__EXERCISE BRIEF__
Please print every record below exactly as it appears.

__THE RECORDS__
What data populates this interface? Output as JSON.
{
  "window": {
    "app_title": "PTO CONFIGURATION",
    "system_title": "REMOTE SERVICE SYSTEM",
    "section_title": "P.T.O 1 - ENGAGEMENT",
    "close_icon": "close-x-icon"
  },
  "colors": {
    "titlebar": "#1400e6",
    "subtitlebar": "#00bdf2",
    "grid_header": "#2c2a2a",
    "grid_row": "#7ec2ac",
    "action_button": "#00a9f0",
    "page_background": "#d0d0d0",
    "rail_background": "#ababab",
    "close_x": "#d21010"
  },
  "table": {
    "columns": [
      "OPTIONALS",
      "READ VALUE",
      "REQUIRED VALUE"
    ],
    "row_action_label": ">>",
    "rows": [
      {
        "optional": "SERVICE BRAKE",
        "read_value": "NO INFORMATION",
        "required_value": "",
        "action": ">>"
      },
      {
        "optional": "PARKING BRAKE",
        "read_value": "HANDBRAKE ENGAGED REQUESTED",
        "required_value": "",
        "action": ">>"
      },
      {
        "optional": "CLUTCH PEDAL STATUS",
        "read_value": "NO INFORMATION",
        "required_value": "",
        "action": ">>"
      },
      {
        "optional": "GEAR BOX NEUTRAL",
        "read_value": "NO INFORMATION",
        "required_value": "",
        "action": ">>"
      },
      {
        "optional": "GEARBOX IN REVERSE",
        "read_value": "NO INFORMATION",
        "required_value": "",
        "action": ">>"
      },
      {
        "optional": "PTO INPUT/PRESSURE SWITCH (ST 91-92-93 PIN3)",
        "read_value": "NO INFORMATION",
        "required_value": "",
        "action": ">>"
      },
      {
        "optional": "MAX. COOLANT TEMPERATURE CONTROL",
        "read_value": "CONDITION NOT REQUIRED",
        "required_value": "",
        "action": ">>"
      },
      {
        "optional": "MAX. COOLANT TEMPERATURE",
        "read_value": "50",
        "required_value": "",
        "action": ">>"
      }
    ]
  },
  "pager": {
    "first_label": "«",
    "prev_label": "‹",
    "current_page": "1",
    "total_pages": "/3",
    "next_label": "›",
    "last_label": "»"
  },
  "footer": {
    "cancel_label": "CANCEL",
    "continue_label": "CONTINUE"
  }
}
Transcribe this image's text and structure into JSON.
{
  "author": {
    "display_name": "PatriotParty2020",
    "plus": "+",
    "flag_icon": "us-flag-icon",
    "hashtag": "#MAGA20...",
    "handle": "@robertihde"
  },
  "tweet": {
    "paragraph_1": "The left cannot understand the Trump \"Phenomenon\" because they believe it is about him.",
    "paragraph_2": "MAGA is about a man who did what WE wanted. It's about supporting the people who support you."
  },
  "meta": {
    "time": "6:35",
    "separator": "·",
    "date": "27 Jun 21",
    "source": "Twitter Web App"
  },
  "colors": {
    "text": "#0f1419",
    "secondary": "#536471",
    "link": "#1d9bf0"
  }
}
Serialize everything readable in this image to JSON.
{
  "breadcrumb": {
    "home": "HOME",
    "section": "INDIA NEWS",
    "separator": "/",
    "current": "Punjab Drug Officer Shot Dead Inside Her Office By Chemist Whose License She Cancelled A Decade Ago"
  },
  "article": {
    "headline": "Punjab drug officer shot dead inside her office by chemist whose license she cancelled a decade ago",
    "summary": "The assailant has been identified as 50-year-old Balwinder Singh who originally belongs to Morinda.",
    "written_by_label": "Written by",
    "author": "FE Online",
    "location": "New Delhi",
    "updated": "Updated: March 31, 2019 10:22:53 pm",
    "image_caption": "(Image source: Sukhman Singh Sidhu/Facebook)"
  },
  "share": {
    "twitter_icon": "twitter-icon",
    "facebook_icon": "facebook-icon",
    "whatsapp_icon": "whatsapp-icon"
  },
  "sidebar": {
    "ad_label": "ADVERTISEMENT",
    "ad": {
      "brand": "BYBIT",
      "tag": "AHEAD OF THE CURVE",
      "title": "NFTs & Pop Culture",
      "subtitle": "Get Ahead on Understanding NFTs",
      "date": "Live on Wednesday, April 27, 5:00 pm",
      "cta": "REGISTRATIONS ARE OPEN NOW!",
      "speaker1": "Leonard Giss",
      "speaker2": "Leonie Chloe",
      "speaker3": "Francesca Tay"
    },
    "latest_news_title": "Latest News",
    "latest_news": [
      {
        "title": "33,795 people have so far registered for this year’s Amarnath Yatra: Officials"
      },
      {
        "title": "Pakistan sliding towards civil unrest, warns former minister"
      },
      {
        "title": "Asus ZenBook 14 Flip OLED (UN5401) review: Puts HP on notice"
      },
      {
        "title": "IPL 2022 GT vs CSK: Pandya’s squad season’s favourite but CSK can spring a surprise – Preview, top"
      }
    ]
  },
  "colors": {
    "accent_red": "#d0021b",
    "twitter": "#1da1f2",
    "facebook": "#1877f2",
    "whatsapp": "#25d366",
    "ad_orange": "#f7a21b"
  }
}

__SOLUTION FOR THIS TASK__
What data populates this interface? Output as JSON.
{
  "window": {
    "app_title": "PTO CONFIGURATION",
    "system_title": "REMOTE SERVICE SYSTEM",
    "section_title": "P.T.O 1 - ENGAGEMENT",
    "close_icon": "close-x-icon"
  },
  "colors": {
    "titlebar": "#1400e6",
    "subtitlebar": "#00bdf2",
    "grid_header": "#2c2a2a",
    "grid_row": "#7ec2ac",
    "action_button": "#00a9f0",
    "page_background": "#d0d0d0",
    "rail_background": "#ababab",
    "close_x": "#d21010"
  },
  "table": {
    "columns": [
      "OPTIONALS",
      "READ VALUE",
      "REQUIRED VALUE"
    ],
    "row_action_label": ">>",
    "rows": [
      {
        "optional": "SERVICE BRAKE",
        "read_value": "NO INFORMATION",
        "required_value": "",
        "action": ">>"
      },
      {
        "optional": "PARKING BRAKE",
        "read_value": "HANDBRAKE ENGAGED REQUESTED",
        "required_value": "",
        "action": ">>"
      },
      {
        "optional": "CLUTCH PEDAL STATUS",
        "read_value": "NO INFORMATION",
        "required_value": "",
        "action": ">>"
      },
      {
        "optional": "GEAR BOX NEUTRAL",
        "read_value": "NO INFORMATION",
        "required_value": "",
        "action": ">>"
      },
      {
        "optional": "GEARBOX IN REVERSE",
        "read_value": "NO INFORMATION",
        "required_value": "",
        "action": ">>"
      },
      {
        "optional": "PTO INPUT/PRESSURE SWITCH (ST 91-92-93 PIN3)",
        "read_value": "NO INFORMATION",
        "required_value": "",
        "action": ">>"
      },
      {
        "optional": "MAX. COOLANT TEMPERATURE CONTROL",
        "read_value": "CONDITION NOT REQUIRED",
        "required_value": "",
        "action": ">>"
      },
      {
        "optional": "MAX. COOLANT TEMPERATURE",
        "read_value": "50",
        "required_value": "",
        "action": ">>"
      }
    ]
  },
  "pager": {
    "first_label": "«",
    "prev_label": "‹",
    "current_page": "1",
    "total_pages": "/3",
    "next_label": "›",
    "last_label": "»"
  },
  "footer": {
    "cancel_label": "CANCEL",
    "continue_label": "CONTINUE"
  }
}
Transcribe this image's text and structure into JSON.
{
  "author": {
    "display_name": "PatriotParty2020",
    "plus": "+",
    "flag_icon": "us-flag-icon",
    "hashtag": "#MAGA20...",
    "handle": "@robertihde"
  },
  "tweet": {
    "paragraph_1": "The left cannot understand the Trump \"Phenomenon\" because they believe it is about him.",
    "paragraph_2": "MAGA is about a man who did what WE wanted. It's about supporting the people who support you."
  },
  "meta": {
    "time": "6:35",
    "separator": "·",
    "date": "27 Jun 21",
    "source": "Twitter Web App"
  },
  "colors": {
    "text": "#0f1419",
    "secondary": "#536471",
    "link": "#1d9bf0"
  }
}
Serialize everything readable in this image to JSON.
{
  "breadcrumb": {
    "home": "HOME",
    "section": "INDIA NEWS",
    "separator": "/",
    "current": "Punjab Drug Officer Shot Dead Inside Her Office By Chemist Whose License She Cancelled A Decade Ago"
  },
  "article": {
    "headline": "Punjab drug officer shot dead inside her office by chemist whose license she cancelled a decade ago",
    "summary": "The assailant has been identified as 50-year-old Balwinder Singh who originally belongs to Morinda.",
    "written_by_label": "Written by",
    "author": "FE Online",
    "location": "New Delhi",
    "updated": "Updated: March 31, 2019 10:22:53 pm",
    "image_caption": "(Image source: Sukhman Singh Sidhu/Facebook)"
  },
  "share": {
    "twitter_icon": "twitter-icon",
    "facebook_icon": "facebook-icon",
    "whatsapp_icon": "whatsapp-icon"
  },
  "sidebar": {
    "ad_label": "ADVERTISEMENT",
    "ad": {
      "brand": "BYBIT",
      "tag": "AHEAD OF THE CURVE",
      "title": "NFTs & Pop Culture",
      "subtitle": "Get Ahead on Understanding NFTs",
      "date": "Live on Wednesday, April 27, 5:00 pm",
      "cta": "REGISTRATIONS ARE OPEN NOW!",
      "speaker1": "Leonard Giss",
      "speaker2": "Leonie Chloe",
      "speaker3": "Francesca Tay"
    },
    "latest_news_title": "Latest News",
    "latest_news": [
      {
        "title": "33,795 people have so far registered for this year’s Amarnath Yatra: Officials"
      },
      {
        "title": "Pakistan sliding towards civil unrest, warns former minister"
      },
      {
        "title": "Asus ZenBook 14 Flip OLED (UN5401) review: Puts HP on notice"
      },
      {
        "title": "IPL 2022 GT vs CSK: Pandya’s squad season’s favourite but CSK can spring a surprise – Preview, top"
      }
    ]
  },
  "colors": {
    "accent_red": "#d0021b",
    "twitter": "#1da1f2",
    "facebook": "#1877f2",
    "whatsapp": "#25d366",
    "ad_orange": "#f7a21b"
  }
}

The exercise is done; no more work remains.